What you are asked to do -
From the data that follows, copy every line with the string "dependResultList".

(Available data Opens)

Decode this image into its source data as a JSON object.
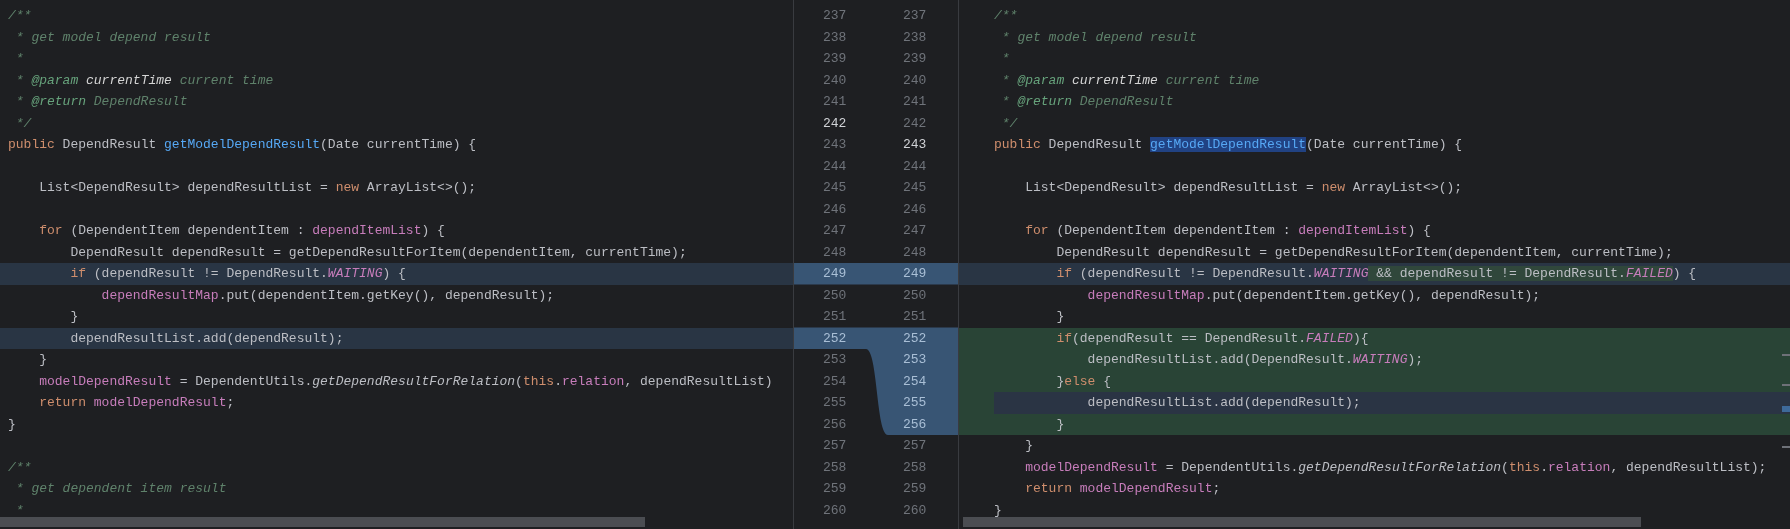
{
  "left": {
    "lines": [
      {
        "number": "237",
        "kind": "unchanged",
        "current": false,
        "tokens": [
          {
            "text": "/**",
            "kind": "comment"
          }
        ]
      },
      {
        "number": "238",
        "kind": "unchanged",
        "current": false,
        "tokens": [
          {
            "text": " * get model depend result",
            "kind": "comment"
          }
        ]
      },
      {
        "number": "239",
        "kind": "unchanged",
        "current": false,
        "tokens": [
          {
            "text": " *",
            "kind": "comment"
          }
        ]
      },
      {
        "number": "240",
        "kind": "unchanged",
        "current": false,
        "tokens": [
          {
            "text": " * ",
            "kind": "comment"
          },
          {
            "text": "@param",
            "kind": "doctag"
          },
          {
            "text": " currentTime",
            "kind": "docparam"
          },
          {
            "text": " current time",
            "kind": "comment"
          }
        ]
      },
      {
        "number": "241",
        "kind": "unchanged",
        "current": false,
        "tokens": [
          {
            "text": " * ",
            "kind": "comment"
          },
          {
            "text": "@return",
            "kind": "doctag"
          },
          {
            "text": " DependResult",
            "kind": "comment"
          }
        ]
      },
      {
        "number": "242",
        "kind": "unchanged",
        "current": true,
        "tokens": [
          {
            "text": " */",
            "kind": "comment"
          }
        ]
      },
      {
        "number": "243",
        "kind": "unchanged",
        "current": false,
        "tokens": [
          {
            "text": "public",
            "kind": "keyword"
          },
          {
            "text": " DependResult ",
            "kind": "plain"
          },
          {
            "text": "getModelDependResult",
            "kind": "method"
          },
          {
            "text": "(Date currentTime) {",
            "kind": "plain"
          }
        ]
      },
      {
        "number": "244",
        "kind": "unchanged",
        "current": false
      },
      {
        "number": "245",
        "kind": "unchanged",
        "current": false,
        "tokens": [
          {
            "text": "    List<DependResult> dependResultList = ",
            "kind": "plain"
          },
          {
            "text": "new",
            "kind": "keyword"
          },
          {
            "text": " ArrayList<>();",
            "kind": "plain"
          }
        ]
      },
      {
        "number": "246",
        "kind": "unchanged",
        "current": false
      },
      {
        "number": "247",
        "kind": "unchanged",
        "current": false,
        "tokens": [
          {
            "text": "    for",
            "kind": "keyword"
          },
          {
            "text": " (DependentItem dependentItem : ",
            "kind": "plain"
          },
          {
            "text": "dependItemList",
            "kind": "field"
          },
          {
            "text": ") {",
            "kind": "plain"
          }
        ]
      },
      {
        "number": "248",
        "kind": "unchanged",
        "current": false,
        "tokens": [
          {
            "text": "        DependResult dependResult = getDependResultForItem(dependentItem, currentTime);",
            "kind": "plain"
          }
        ]
      },
      {
        "number": "249",
        "kind": "modified",
        "current": false,
        "tokens": [
          {
            "text": "        if",
            "kind": "keyword"
          },
          {
            "text": " (dependResult != DependResult.",
            "kind": "plain"
          },
          {
            "text": "WAITING",
            "kind": "constant"
          },
          {
            "text": ") {",
            "kind": "plain"
          }
        ]
      },
      {
        "number": "250",
        "kind": "unchanged",
        "current": false,
        "tokens": [
          {
            "text": "            dependResultMap",
            "kind": "field"
          },
          {
            "text": ".put(dependentItem.getKey(), dependResult);",
            "kind": "plain"
          }
        ]
      },
      {
        "number": "251",
        "kind": "unchanged",
        "current": false,
        "tokens": [
          {
            "text": "        }",
            "kind": "plain"
          }
        ]
      },
      {
        "number": "252",
        "kind": "modified",
        "current": false,
        "tokens": [
          {
            "text": "        dependResultList.add(dependResult);",
            "kind": "plain"
          }
        ]
      },
      {
        "number": "253",
        "kind": "unchanged",
        "current": false,
        "tokens": [
          {
            "text": "    }",
            "kind": "plain"
          }
        ]
      },
      {
        "number": "254",
        "kind": "unchanged",
        "current": false,
        "tokens": [
          {
            "text": "    modelDependResult",
            "kind": "field"
          },
          {
            "text": " = DependentUtils.",
            "kind": "plain"
          },
          {
            "text": "getDependResultForRelation",
            "kind": "static"
          },
          {
            "text": "(",
            "kind": "plain"
          },
          {
            "text": "this",
            "kind": "keyword"
          },
          {
            "text": ".",
            "kind": "plain"
          },
          {
            "text": "relation",
            "kind": "field"
          },
          {
            "text": ", dependResultList)",
            "kind": "plain"
          }
        ]
      },
      {
        "number": "255",
        "kind": "unchanged",
        "current": false,
        "tokens": [
          {
            "text": "    return",
            "kind": "keyword"
          },
          {
            "text": " modelDependResult",
            "kind": "field"
          },
          {
            "text": ";",
            "kind": "plain"
          }
        ]
      },
      {
        "number": "256",
        "kind": "unchanged",
        "current": false,
        "tokens": [
          {
            "text": "}",
            "kind": "plain"
          }
        ]
      },
      {
        "number": "257",
        "kind": "unchanged",
        "current": false
      },
      {
        "number": "258",
        "kind": "unchanged",
        "current": false,
        "tokens": [
          {
            "text": "/**",
            "kind": "comment"
          }
        ]
      },
      {
        "number": "259",
        "kind": "unchanged",
        "current": false,
        "tokens": [
          {
            "text": " * get dependent item result",
            "kind": "comment"
          }
        ]
      },
      {
        "number": "260",
        "kind": "unchanged",
        "current": false,
        "tokens": [
          {
            "text": " *",
            "kind": "comment"
          }
        ]
      }
    ]
  },
  "right": {
    "lines": [
      {
        "number": "237",
        "kind": "unchanged",
        "current": false,
        "caret": false,
        "tokens": [
          {
            "text": "/**",
            "kind": "comment"
          }
        ]
      },
      {
        "number": "238",
        "kind": "unchanged",
        "current": false,
        "caret": false,
        "tokens": [
          {
            "text": " * get model depend result",
            "kind": "comment"
          }
        ]
      },
      {
        "number": "239",
        "kind": "unchanged",
        "current": false,
        "caret": false,
        "tokens": [
          {
            "text": " *",
            "kind": "comment"
          }
        ]
      },
      {
        "number": "240",
        "kind": "unchanged",
        "current": false,
        "caret": false,
        "tokens": [
          {
            "text": " * ",
            "kind": "comment"
          },
          {
            "text": "@param",
            "kind": "doctag"
          },
          {
            "text": " currentTime",
            "kind": "docparam"
          },
          {
            "text": " current time",
            "kind": "comment"
          }
        ]
      },
      {
        "number": "241",
        "kind": "unchanged",
        "current": false,
        "caret": false,
        "tokens": [
          {
            "text": " * ",
            "kind": "comment"
          },
          {
            "text": "@return",
            "kind": "doctag"
          },
          {
            "text": " DependResult",
            "kind": "comment"
          }
        ]
      },
      {
        "number": "242",
        "kind": "unchanged",
        "current": false,
        "caret": false,
        "tokens": [
          {
            "text": " */",
            "kind": "comment"
          }
        ]
      },
      {
        "number": "243",
        "kind": "unchanged",
        "current": true,
        "caret": false,
        "tokens": [
          {
            "text": "public",
            "kind": "keyword"
          },
          {
            "text": " DependResult ",
            "kind": "plain"
          },
          {
            "text": "getModelDependResult",
            "kind": "method_selected"
          },
          {
            "text": "(Date currentTime) {",
            "kind": "plain"
          }
        ]
      },
      {
        "number": "244",
        "kind": "unchanged",
        "current": false,
        "caret": false
      },
      {
        "number": "245",
        "kind": "unchanged",
        "current": false,
        "caret": false,
        "tokens": [
          {
            "text": "    List<DependResult> dependResultList = ",
            "kind": "plain"
          },
          {
            "text": "new",
            "kind": "keyword"
          },
          {
            "text": " ArrayList<>();",
            "kind": "plain"
          }
        ]
      },
      {
        "number": "246",
        "kind": "unchanged",
        "current": false,
        "caret": false
      },
      {
        "number": "247",
        "kind": "unchanged",
        "current": false,
        "caret": false,
        "tokens": [
          {
            "text": "    for",
            "kind": "keyword"
          },
          {
            "text": " (DependentItem dependentItem : ",
            "kind": "plain"
          },
          {
            "text": "dependItemList",
            "kind": "field"
          },
          {
            "text": ") {",
            "kind": "plain"
          }
        ]
      },
      {
        "number": "248",
        "kind": "unchanged",
        "current": false,
        "caret": false,
        "tokens": [
          {
            "text": "        DependResult dependResult = getDependResultForItem(dependentItem, currentTime);",
            "kind": "plain"
          }
        ]
      },
      {
        "number": "249",
        "kind": "modified",
        "current": false,
        "caret": false,
        "tokens": [
          {
            "text": "        if",
            "kind": "keyword"
          },
          {
            "text": " (dependResult != DependResult.",
            "kind": "plain"
          },
          {
            "text": "WAITING",
            "kind": "constant"
          },
          {
            "text": " && dependResult != DependResult.",
            "kind": "plain_added"
          },
          {
            "text": "FAILED",
            "kind": "constant_added"
          },
          {
            "text": ") {",
            "kind": "plain"
          }
        ]
      },
      {
        "number": "250",
        "kind": "unchanged",
        "current": false,
        "caret": false,
        "tokens": [
          {
            "text": "            dependResultMap",
            "kind": "field"
          },
          {
            "text": ".put(dependentItem.getKey(), dependResult);",
            "kind": "plain"
          }
        ]
      },
      {
        "number": "251",
        "kind": "unchanged",
        "current": false,
        "caret": false,
        "tokens": [
          {
            "text": "        }",
            "kind": "plain"
          }
        ]
      },
      {
        "number": "252",
        "kind": "inserted",
        "current": false,
        "caret": false,
        "tokens": [
          {
            "text": "        if",
            "kind": "keyword"
          },
          {
            "text": "(dependResult == DependResult.",
            "kind": "plain"
          },
          {
            "text": "FAILED",
            "kind": "constant"
          },
          {
            "text": "){",
            "kind": "plain"
          }
        ]
      },
      {
        "number": "253",
        "kind": "inserted",
        "current": false,
        "caret": false,
        "tokens": [
          {
            "text": "            dependResultList.add(DependResult.",
            "kind": "plain"
          },
          {
            "text": "WAITING",
            "kind": "constant"
          },
          {
            "text": ");",
            "kind": "plain"
          }
        ]
      },
      {
        "number": "254",
        "kind": "inserted",
        "current": false,
        "caret": false,
        "tokens": [
          {
            "text": "        }",
            "kind": "plain"
          },
          {
            "text": "else",
            "kind": "keyword"
          },
          {
            "text": " {",
            "kind": "plain"
          }
        ]
      },
      {
        "number": "255",
        "kind": "inserted",
        "current": false,
        "caret": true,
        "tokens": [
          {
            "text": "            dependResultList.add(dependResult);",
            "kind": "plain"
          }
        ]
      },
      {
        "number": "256",
        "kind": "inserted",
        "current": false,
        "caret": false,
        "tokens": [
          {
            "text": "        }",
            "kind": "plain"
          }
        ]
      },
      {
        "number": "257",
        "kind": "unchanged",
        "current": false,
        "caret": false,
        "tokens": [
          {
            "text": "    }",
            "kind": "plain"
          }
        ]
      },
      {
        "number": "258",
        "kind": "unchanged",
        "current": false,
        "caret": false,
        "tokens": [
          {
            "text": "    modelDependResult",
            "kind": "field"
          },
          {
            "text": " = DependentUtils.",
            "kind": "plain"
          },
          {
            "text": "getDependResultForRelation",
            "kind": "static"
          },
          {
            "text": "(",
            "kind": "plain"
          },
          {
            "text": "this",
            "kind": "keyword"
          },
          {
            "text": ".",
            "kind": "plain"
          },
          {
            "text": "relation",
            "kind": "field"
          },
          {
            "text": ", dependResultList);",
            "kind": "plain"
          }
        ]
      },
      {
        "number": "259",
        "kind": "unchanged",
        "current": false,
        "caret": false,
        "tokens": [
          {
            "text": "    return",
            "kind": "keyword"
          },
          {
            "text": " modelDependResult",
            "kind": "field"
          },
          {
            "text": ";",
            "kind": "plain"
          }
        ]
      },
      {
        "number": "260",
        "kind": "unchanged",
        "current": false,
        "caret": false,
        "tokens": [
          {
            "text": "}",
            "kind": "plain"
          }
        ]
      }
    ]
  }
}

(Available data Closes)

Response to this exercise -
            "text": "    List<DependResult> dependResultList = ",
            "text": "        dependResultList.add(dependResult);",
            "text": ", dependResultList)",
            "text": "    List<DependResult> dependResultList = ",
            "text": "            dependResultList.add(DependResult.",
            "text": "            dependResultList.add(dependResult);",
            "text": ", dependResultList);",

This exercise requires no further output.